The Reverend Martin Luther King, Jr., Prince George Motel, Miami, 1960
Hugh Murray, Civil Rights Movement veteran, Scottboro Boys historian, and my fellow Herbert Aptheker research assistant, marked the 90th anniversary of the King’s birth today (which was actually last Tuesday) with an email to friends. I share it with his permission:

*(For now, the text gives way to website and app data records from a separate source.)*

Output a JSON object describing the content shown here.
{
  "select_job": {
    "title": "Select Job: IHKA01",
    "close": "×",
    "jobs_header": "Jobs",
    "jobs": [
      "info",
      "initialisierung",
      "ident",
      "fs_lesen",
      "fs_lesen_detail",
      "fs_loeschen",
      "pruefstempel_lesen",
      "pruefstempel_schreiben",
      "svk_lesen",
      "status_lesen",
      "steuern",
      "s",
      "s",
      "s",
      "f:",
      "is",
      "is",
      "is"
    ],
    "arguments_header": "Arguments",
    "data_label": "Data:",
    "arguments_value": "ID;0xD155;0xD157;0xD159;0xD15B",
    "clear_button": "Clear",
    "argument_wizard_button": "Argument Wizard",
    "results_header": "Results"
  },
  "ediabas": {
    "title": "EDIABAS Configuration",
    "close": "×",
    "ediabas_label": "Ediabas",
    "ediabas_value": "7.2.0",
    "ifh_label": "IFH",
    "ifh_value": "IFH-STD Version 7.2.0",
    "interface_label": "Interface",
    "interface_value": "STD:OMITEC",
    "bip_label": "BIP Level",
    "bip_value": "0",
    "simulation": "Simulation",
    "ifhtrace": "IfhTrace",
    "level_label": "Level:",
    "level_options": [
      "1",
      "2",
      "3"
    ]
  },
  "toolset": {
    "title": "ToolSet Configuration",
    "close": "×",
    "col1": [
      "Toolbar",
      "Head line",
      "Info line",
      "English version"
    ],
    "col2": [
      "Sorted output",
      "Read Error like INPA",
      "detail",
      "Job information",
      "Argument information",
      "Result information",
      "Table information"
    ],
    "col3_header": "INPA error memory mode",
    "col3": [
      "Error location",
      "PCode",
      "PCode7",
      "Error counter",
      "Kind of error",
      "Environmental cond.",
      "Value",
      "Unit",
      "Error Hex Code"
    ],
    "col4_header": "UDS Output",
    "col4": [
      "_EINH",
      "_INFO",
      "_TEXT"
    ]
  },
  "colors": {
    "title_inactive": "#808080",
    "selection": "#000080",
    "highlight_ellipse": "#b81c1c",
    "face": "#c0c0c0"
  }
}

To All, HAPPY MARTIN LUTHER KING DAY. I certainly do not believe King was a saint; few people are. He is memorable because of the courage he showed in standing up when it was difficult, and in the end, standing up against all the forces of the US government. While he was preaching non-violence, the Feds paid various Blacks to join his movement and use violence to discredit King. I think the Feds even supplied the weapons. One such was a civil rights photographer, and recently it was discovered just what he was doing for the Feds to undermine King. There is a reason that many documents relating to the assassinations of JF Kennedy and ML King are still kept from the public. Trump angered the Deep State when he opened some of the material, but eventually Trump caved and kept some materials secret. About murders in 1963 and 1968!? It is not to protect the reputations of Lee Harvey Oswald or James Earl Ray. It is to protect government agencies. Well, as the Scots say, cheerio! Hugh Murray
In summer of 1960 King and others (including Jackie Robinson) trained about two dozen civil rights activists, including Hugh, in the strategy and tactics of non-violent civil disobedience. The sessions were held in the Prince George Motel in Miami. The photo at the head of this post was taken at one of them. Here’s the other side of the room. Hugh’s on the right:
A month after this session Hugh helped integrate a Woolworth’s lunch counter in New Orleans, his home town. Forty years ago he recalled this event and others, including the workshop with King, in “The Struggle for Civil Rights in New Orleans in 1960: Reflections and Recollections.” Here are other pix from long ago:
Jerome Smith, a 21-year-old Hugh Murray, and others integrate Woolworth’s counter during the first New Orleans sit-in. September 9, 1960. Here’s the same scene from a different angle. (Hugh’s third from the right.) Both from NOLA.com.
It has been my pleasure to provide a platform for my good friend’s papers over the past fifteen years: Hugh Murray: Independent Scholar. His autobiography will be well worth reading. I pray he’ll get around to writing it.